Anatole Broyard, Intoxicated by My Illness (New York: Ballantine, 1993). 156 pp. $15.00.
Patrick Kurp has a long satisfying post up this morning about the poet L.E. Sissman, who died of Hodgkins’s disease in 1976 just about a decade after first being diagnosed with the disease. “No one,” Patrick comments, “has written so unromantically and with such wit about the certainty of a foreshortened life. . . .”
The lack of romance is the keynote of Sissman’s poetry, but it is also the key to writing about the certainty of death. Sentimentality or self-pity mars most such writing, and renders it useless for anyone who looks for help in how to think about his fast-approaching death. There are not many writers who are both clear- and tough-minded in the face of death.
One other is Anatole Broyard. A longtime book critic for the New York Times, Broyard is remembered now largely because he was an African-American who “passed” for white in an age when “passing” had long since ceased to provide any advantages. In his biographical essay “The Passing of Anatole Broyard,” Henry Louis Gates mentions Broyard’s prostate cancer (although he mangles the diagnosis somewhat) and also the critic’s characteristic reaction to it:
The collection of writing on Broyard’s “progress toward death” was published posthumously as Intoxicated by My Illness. It concluded with the brilliant story “What the Cystoscope Said,” first published in the Pocket Book collection Discovery #4 edited by Vance Bourjaily and reprinted in Fiction of the Fifties (1959) edited by Herbert Gold. The narrator never identifies the cancer that kills his father. (Broyard’s own father died from cancer of the bladder.) The cystoscopy that unmans him, the “little surprise” that Peter Romain receives from his doctor “to get the inside story on you,” is a test to measure the health of the urethra and bladder. It is commonly administered to differentiate bladder from prostate cancer.
Gates mimics the euphemistic language of the story’s doctor, who describes Romain’s cancer as “incurable” (Broyard’s was “inoperable,” Gates primly says). It would be more direct and accurate to say that both men had a cancer that had similarly metastasized. As Dr. Windelband says to Romain’s son, “The cancer has reached his bones.” Despite advances in medicine, Broyard was no more fortunate forty years later. When it is localized, prostate cancer is one of the most curable cancers; according to the American Cancer Society, the relative five-year survival rate for men with localized prostate cancer is 100%. When it “spreads” to the bones or lymph nodes, however, average survival time is one to three years.

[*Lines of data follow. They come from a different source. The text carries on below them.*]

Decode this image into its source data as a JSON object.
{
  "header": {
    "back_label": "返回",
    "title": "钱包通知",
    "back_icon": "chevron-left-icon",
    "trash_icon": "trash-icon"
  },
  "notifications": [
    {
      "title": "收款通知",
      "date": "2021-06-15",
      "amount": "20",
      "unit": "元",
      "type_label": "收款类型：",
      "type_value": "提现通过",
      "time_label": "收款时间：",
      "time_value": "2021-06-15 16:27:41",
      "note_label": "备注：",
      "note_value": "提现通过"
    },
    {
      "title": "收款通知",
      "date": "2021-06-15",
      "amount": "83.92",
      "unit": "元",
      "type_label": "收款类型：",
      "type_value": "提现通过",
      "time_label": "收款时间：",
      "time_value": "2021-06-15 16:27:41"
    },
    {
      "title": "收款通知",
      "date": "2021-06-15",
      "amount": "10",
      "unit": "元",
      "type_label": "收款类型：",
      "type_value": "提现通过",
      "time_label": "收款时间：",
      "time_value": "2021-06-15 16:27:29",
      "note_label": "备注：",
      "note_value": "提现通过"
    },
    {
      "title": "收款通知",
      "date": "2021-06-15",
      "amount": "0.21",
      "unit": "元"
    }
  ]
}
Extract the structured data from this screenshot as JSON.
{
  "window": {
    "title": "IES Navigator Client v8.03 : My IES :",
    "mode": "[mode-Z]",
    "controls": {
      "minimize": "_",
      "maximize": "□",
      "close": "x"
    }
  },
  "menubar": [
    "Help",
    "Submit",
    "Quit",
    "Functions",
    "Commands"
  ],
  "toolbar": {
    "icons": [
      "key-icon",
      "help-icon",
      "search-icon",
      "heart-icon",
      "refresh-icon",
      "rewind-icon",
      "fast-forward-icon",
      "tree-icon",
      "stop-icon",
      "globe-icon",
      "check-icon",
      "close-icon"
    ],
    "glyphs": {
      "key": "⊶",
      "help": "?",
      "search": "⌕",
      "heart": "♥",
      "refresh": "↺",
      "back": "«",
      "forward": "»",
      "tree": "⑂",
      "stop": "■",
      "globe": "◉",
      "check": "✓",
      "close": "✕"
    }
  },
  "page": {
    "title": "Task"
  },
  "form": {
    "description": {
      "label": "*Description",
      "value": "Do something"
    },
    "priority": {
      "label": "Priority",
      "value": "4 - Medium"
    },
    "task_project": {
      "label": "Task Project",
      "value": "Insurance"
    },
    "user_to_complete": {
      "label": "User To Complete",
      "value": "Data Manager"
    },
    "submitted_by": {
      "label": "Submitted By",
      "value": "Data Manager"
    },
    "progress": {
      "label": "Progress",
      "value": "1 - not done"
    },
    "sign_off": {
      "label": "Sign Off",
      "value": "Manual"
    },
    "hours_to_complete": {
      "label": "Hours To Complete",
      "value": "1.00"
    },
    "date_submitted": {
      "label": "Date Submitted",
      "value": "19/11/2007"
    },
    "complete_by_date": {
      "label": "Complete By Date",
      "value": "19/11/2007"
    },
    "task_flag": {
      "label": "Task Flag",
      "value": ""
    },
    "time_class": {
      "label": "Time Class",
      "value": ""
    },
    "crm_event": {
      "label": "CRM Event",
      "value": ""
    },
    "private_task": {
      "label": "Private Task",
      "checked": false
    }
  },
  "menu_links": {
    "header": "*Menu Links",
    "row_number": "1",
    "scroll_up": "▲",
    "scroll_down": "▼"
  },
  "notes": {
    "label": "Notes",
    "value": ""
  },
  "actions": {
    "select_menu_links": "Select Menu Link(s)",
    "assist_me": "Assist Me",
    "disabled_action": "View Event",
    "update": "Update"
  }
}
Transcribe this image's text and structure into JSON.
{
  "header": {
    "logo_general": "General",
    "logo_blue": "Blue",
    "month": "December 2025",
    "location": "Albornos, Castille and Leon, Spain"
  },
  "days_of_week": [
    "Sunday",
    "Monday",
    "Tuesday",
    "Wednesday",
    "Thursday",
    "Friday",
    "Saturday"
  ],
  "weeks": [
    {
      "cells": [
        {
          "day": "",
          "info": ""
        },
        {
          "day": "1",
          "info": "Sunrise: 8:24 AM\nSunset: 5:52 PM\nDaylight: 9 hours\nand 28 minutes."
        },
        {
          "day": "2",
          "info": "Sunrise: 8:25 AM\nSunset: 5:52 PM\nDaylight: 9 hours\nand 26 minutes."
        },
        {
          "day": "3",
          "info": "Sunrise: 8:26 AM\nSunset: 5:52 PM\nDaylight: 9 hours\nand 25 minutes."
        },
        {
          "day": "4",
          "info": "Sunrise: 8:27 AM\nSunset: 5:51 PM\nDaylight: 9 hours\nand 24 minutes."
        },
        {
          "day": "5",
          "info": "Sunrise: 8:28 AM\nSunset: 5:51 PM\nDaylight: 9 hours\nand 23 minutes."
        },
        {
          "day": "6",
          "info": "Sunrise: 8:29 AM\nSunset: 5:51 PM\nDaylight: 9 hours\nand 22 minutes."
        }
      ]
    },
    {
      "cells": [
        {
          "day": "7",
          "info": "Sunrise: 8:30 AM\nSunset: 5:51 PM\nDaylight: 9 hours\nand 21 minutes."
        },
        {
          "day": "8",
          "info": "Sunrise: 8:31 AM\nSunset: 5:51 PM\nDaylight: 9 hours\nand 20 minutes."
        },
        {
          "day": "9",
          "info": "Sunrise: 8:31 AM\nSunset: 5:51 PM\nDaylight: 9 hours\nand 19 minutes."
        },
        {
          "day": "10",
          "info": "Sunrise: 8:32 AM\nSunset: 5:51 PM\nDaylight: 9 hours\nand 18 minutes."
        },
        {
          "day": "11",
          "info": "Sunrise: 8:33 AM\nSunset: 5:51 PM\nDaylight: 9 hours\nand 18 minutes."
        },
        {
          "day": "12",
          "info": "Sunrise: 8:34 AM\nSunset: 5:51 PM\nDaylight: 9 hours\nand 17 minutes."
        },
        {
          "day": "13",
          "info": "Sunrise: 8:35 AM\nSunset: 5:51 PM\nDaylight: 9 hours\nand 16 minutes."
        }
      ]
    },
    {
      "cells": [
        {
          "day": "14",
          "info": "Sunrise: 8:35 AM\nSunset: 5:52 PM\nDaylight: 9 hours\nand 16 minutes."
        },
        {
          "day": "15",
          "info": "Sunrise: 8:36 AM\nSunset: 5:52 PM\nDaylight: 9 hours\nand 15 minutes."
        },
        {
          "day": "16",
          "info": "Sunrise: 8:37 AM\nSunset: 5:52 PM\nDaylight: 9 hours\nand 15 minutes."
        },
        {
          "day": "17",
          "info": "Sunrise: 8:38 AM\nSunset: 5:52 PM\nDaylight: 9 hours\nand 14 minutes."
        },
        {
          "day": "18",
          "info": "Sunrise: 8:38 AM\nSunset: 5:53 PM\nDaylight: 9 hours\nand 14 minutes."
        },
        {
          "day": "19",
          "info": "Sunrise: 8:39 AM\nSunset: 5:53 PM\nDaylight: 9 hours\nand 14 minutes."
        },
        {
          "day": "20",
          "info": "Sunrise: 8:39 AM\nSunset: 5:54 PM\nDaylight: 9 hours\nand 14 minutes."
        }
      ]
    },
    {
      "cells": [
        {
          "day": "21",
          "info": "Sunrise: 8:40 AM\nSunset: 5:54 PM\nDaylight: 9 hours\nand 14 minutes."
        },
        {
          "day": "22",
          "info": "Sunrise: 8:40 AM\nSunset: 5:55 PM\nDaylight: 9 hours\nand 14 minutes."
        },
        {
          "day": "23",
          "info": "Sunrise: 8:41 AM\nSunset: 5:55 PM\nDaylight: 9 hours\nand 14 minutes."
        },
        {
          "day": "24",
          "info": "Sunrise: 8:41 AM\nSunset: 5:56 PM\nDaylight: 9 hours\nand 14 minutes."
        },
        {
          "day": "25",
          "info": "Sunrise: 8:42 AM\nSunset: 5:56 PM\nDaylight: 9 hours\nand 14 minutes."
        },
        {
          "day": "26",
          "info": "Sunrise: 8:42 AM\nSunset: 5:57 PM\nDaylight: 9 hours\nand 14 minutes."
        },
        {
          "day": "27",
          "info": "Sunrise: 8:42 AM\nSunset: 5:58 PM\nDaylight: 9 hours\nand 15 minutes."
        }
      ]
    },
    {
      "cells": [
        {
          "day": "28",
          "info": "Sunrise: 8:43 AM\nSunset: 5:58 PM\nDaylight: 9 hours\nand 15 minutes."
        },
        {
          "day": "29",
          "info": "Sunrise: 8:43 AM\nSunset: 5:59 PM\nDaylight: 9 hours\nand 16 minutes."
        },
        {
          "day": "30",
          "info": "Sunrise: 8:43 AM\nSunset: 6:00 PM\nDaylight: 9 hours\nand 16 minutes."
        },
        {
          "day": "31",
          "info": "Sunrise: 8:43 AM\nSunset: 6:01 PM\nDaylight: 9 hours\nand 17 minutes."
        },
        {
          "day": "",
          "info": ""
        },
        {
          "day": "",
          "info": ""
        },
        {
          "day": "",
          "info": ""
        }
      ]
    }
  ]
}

Broyard got fourteen months. During that time he wrote a number of short essays, delivered a talk at the University of Chicago Medical School, and sporadically kept a journal. From this material his widow extracted four essays and not quite ten pages of notes and reflections.
The tone is established at the outset. “I felt something like relief, even elation, when the doctor told me that I had cancer of the prostate,” Broyard writes. Gates describes this as “dandyish, even jokey,” but Broyard is neither striking a pose nor cracking wise. “When you learn that your life is threatened,” he explains, ”you can turn toward this knowledge or away from it.” What follows is an object lesson in turning toward the knowledge of one’s near death.
It is more than a matter of intellectual honesty. A sentence of death can be a gift—deliverence from the unknown into the cause of urgency. One is narrowed to the immediately relevant and no longer responsible for social expectations or graces:
The best thing in the book is the long essay “The Patient Examines the Doctor.” Although he does not abandon his epigrammatic and allusive approach (his talent for developing a scene or argument was damaged by nineteen years of writing a regular book column for the New York Times), Broyard circles around and around a sharp and significant point. From his side, the patient and his doctor are a couple (“what the French call un couple malade, a marriage of doctor and patient”), which the doctor would do well to understand. Instead, the relationship between doctor and patient is too often like a marriage in which husband and wife no longer talk to each other. Broyard’s doctor was a famous urologist:
If only for reprinting “What the Cystoscope Said” in a collection of Anatole Broyard’s own writing, Intoxicated by My Illness would deserve praise. It is better than that, however. It is capable of teaching physicians—teaching all of us—a different language for terminal disease.